**Task description**. Please restate the records that follow word for word, omitting any images.

**Study material**.
"""

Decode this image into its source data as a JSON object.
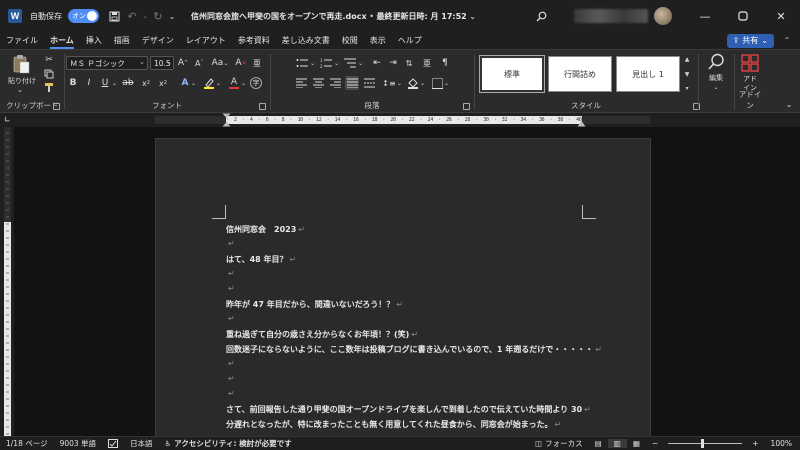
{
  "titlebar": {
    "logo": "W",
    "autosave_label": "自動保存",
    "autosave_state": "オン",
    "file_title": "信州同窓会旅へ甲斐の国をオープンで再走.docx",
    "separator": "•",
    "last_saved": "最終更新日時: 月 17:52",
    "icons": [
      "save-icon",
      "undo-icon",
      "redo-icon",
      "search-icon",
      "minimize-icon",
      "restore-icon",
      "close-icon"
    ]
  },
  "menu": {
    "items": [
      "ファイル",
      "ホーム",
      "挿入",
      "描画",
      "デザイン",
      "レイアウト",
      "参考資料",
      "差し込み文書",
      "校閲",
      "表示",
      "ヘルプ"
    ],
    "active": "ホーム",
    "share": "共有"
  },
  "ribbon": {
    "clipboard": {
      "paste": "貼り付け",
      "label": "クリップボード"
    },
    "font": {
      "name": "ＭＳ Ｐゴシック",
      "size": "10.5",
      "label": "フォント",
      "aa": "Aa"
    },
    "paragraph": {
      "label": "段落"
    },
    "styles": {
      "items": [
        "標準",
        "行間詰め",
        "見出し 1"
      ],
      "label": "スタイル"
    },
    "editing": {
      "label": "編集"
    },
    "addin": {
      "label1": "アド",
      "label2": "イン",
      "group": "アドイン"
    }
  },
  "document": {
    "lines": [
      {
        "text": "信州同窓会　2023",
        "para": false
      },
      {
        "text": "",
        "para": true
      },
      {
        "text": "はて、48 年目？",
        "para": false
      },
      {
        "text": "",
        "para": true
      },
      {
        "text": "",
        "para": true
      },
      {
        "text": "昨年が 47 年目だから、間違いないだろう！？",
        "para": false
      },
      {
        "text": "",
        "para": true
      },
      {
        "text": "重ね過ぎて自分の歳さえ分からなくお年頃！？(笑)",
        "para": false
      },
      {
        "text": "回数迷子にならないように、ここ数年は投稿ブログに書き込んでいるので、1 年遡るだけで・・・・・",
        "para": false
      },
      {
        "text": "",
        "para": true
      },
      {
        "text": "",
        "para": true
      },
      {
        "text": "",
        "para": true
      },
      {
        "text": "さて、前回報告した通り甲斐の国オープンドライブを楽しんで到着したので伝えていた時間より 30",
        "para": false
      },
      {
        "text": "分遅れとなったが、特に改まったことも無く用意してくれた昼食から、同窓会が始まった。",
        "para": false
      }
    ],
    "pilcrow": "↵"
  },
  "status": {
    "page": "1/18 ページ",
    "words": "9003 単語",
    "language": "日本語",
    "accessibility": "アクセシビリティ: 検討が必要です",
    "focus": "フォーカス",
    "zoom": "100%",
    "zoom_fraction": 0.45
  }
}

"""

**Answer below**.
Decode this image into its source data as a JSON object.
{
  "titlebar": {
    "logo": "W",
    "autosave_label": "自動保存",
    "autosave_state": "オン",
    "file_title": "信州同窓会旅へ甲斐の国をオープンで再走.docx",
    "separator": "•",
    "last_saved": "最終更新日時: 月 17:52",
    "icons": [
      "save-icon",
      "undo-icon",
      "redo-icon",
      "search-icon",
      "minimize-icon",
      "restore-icon",
      "close-icon"
    ]
  },
  "menu": {
    "items": [
      "ファイル",
      "ホーム",
      "挿入",
      "描画",
      "デザイン",
      "レイアウト",
      "参考資料",
      "差し込み文書",
      "校閲",
      "表示",
      "ヘルプ"
    ],
    "active": "ホーム",
    "share": "共有"
  },
  "ribbon": {
    "clipboard": {
      "paste": "貼り付け",
      "label": "クリップボード"
    },
    "font": {
      "name": "ＭＳ Ｐゴシック",
      "size": "10.5",
      "label": "フォント",
      "aa": "Aa"
    },
    "paragraph": {
      "label": "段落"
    },
    "styles": {
      "items": [
        "標準",
        "行間詰め",
        "見出し 1"
      ],
      "label": "スタイル"
    },
    "editing": {
      "label": "編集"
    },
    "addin": {
      "label1": "アド",
      "label2": "イン",
      "group": "アドイン"
    }
  },
  "document": {
    "lines": [
      {
        "text": "信州同窓会　2023",
        "para": false
      },
      {
        "text": "",
        "para": true
      },
      {
        "text": "はて、48 年目？",
        "para": false
      },
      {
        "text": "",
        "para": true
      },
      {
        "text": "",
        "para": true
      },
      {
        "text": "昨年が 47 年目だから、間違いないだろう！？",
        "para": false
      },
      {
        "text": "",
        "para": true
      },
      {
        "text": "重ね過ぎて自分の歳さえ分からなくお年頃！？(笑)",
        "para": false
      },
      {
        "text": "回数迷子にならないように、ここ数年は投稿ブログに書き込んでいるので、1 年遡るだけで・・・・・",
        "para": false
      },
      {
        "text": "",
        "para": true
      },
      {
        "text": "",
        "para": true
      },
      {
        "text": "",
        "para": true
      },
      {
        "text": "さて、前回報告した通り甲斐の国オープンドライブを楽しんで到着したので伝えていた時間より 30",
        "para": false
      },
      {
        "text": "分遅れとなったが、特に改まったことも無く用意してくれた昼食から、同窓会が始まった。",
        "para": false
      }
    ],
    "pilcrow": "↵"
  },
  "status": {
    "page": "1/18 ページ",
    "words": "9003 単語",
    "language": "日本語",
    "accessibility": "アクセシビリティ: 検討が必要です",
    "focus": "フォーカス",
    "zoom": "100%",
    "zoom_fraction": 0.45
  }
}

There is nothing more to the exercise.